Task prompt:
Within the entries that follow, show each line where the word "name" occurs.

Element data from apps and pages
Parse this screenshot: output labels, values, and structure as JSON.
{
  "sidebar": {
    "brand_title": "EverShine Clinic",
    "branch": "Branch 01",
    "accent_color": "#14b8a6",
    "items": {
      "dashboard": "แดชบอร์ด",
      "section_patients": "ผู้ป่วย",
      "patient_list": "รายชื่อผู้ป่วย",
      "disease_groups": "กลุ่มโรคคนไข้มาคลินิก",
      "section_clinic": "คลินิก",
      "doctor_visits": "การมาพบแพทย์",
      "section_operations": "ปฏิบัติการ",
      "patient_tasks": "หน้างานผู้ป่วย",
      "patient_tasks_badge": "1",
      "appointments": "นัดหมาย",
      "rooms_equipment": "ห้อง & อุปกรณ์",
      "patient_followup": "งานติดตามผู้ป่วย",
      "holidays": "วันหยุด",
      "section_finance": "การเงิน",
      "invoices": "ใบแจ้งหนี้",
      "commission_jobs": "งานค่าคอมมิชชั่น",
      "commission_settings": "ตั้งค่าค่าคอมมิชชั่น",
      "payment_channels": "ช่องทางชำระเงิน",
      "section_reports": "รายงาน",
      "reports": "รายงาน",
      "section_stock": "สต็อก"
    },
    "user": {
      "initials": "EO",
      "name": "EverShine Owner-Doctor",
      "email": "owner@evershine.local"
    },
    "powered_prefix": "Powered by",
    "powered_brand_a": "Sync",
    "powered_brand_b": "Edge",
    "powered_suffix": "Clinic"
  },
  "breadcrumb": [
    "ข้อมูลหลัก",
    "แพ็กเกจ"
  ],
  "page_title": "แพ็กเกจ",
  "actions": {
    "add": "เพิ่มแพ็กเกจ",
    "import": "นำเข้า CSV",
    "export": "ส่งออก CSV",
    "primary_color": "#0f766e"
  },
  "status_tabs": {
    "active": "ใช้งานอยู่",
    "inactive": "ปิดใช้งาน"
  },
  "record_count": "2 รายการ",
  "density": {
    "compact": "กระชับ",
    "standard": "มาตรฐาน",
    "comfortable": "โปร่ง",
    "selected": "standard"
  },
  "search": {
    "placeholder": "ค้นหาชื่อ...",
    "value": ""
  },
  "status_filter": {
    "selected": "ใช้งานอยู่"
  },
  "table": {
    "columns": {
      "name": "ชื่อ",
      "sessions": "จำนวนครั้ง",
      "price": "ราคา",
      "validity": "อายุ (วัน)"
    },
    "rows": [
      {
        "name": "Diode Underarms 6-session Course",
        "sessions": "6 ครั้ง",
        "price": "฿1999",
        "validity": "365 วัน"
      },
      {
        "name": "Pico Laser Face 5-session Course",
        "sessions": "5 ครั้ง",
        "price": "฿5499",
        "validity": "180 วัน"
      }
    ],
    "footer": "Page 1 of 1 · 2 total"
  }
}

Reply:
      "name": "EverShine Owner-Doctor",
      "name": "ชื่อ",
        "name": "Diode Underarms 6-session Course",
        "name": "Pico Laser Face 5-session Course",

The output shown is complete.